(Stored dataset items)
========

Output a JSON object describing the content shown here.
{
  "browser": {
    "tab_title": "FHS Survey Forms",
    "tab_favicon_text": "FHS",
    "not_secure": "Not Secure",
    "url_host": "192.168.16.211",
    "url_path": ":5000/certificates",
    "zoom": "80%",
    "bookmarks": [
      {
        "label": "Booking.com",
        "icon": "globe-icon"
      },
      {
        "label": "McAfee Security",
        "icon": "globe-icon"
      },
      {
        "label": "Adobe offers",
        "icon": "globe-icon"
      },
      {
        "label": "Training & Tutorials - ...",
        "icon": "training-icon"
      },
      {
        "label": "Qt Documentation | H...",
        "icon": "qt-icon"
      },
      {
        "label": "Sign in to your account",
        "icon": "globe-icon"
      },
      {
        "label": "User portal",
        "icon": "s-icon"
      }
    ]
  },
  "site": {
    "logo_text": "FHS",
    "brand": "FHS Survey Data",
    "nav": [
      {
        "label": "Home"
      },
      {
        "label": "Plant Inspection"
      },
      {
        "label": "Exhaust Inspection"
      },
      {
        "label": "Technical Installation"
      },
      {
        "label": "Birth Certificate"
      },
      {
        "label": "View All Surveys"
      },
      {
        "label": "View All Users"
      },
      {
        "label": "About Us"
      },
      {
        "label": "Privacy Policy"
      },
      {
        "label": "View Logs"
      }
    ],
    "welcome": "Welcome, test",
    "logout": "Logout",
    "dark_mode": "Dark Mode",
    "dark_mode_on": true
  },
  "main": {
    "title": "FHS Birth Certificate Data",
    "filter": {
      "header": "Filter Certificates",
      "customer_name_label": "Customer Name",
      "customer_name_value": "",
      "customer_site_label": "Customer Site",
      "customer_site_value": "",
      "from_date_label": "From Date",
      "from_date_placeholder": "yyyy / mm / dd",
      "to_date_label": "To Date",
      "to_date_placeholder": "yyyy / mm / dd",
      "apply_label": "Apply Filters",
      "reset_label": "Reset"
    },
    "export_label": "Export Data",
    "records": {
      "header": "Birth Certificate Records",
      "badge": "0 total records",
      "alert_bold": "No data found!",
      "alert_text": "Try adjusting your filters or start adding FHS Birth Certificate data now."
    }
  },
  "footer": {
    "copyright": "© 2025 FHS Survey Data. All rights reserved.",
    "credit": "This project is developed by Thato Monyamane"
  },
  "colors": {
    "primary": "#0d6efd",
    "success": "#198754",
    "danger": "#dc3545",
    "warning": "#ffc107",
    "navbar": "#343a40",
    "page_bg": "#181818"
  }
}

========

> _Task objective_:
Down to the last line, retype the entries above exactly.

> _Answer below_:
Output a JSON object describing the content shown here.
{
  "browser": {
    "tab_title": "FHS Survey Forms",
    "tab_favicon_text": "FHS",
    "not_secure": "Not Secure",
    "url_host": "192.168.16.211",
    "url_path": ":5000/certificates",
    "zoom": "80%",
    "bookmarks": [
      {
        "label": "Booking.com",
        "icon": "globe-icon"
      },
      {
        "label": "McAfee Security",
        "icon": "globe-icon"
      },
      {
        "label": "Adobe offers",
        "icon": "globe-icon"
      },
      {
        "label": "Training & Tutorials - ...",
        "icon": "training-icon"
      },
      {
        "label": "Qt Documentation | H...",
        "icon": "qt-icon"
      },
      {
        "label": "Sign in to your account",
        "icon": "globe-icon"
      },
      {
        "label": "User portal",
        "icon": "s-icon"
      }
    ]
  },
  "site": {
    "logo_text": "FHS",
    "brand": "FHS Survey Data",
    "nav": [
      {
        "label": "Home"
      },
      {
        "label": "Plant Inspection"
      },
      {
        "label": "Exhaust Inspection"
      },
      {
        "label": "Technical Installation"
      },
      {
        "label": "Birth Certificate"
      },
      {
        "label": "View All Surveys"
      },
      {
        "label": "View All Users"
      },
      {
        "label": "About Us"
      },
      {
        "label": "Privacy Policy"
      },
      {
        "label": "View Logs"
      }
    ],
    "welcome": "Welcome, test",
    "logout": "Logout",
    "dark_mode": "Dark Mode",
    "dark_mode_on": true
  },
  "main": {
    "title": "FHS Birth Certificate Data",
    "filter": {
      "header": "Filter Certificates",
      "customer_name_label": "Customer Name",
      "customer_name_value": "",
      "customer_site_label": "Customer Site",
      "customer_site_value": "",
      "from_date_label": "From Date",
      "from_date_placeholder": "yyyy / mm / dd",
      "to_date_label": "To Date",
      "to_date_placeholder": "yyyy / mm / dd",
      "apply_label": "Apply Filters",
      "reset_label": "Reset"
    },
    "export_label": "Export Data",
    "records": {
      "header": "Birth Certificate Records",
      "badge": "0 total records",
      "alert_bold": "No data found!",
      "alert_text": "Try adjusting your filters or start adding FHS Birth Certificate data now."
    }
  },
  "footer": {
    "copyright": "© 2025 FHS Survey Data. All rights reserved.",
    "credit": "This project is developed by Thato Monyamane"
  },
  "colors": {
    "primary": "#0d6efd",
    "success": "#198754",
    "danger": "#dc3545",
    "warning": "#ffc107",
    "navbar": "#343a40",
    "page_bg": "#181818"
  }
}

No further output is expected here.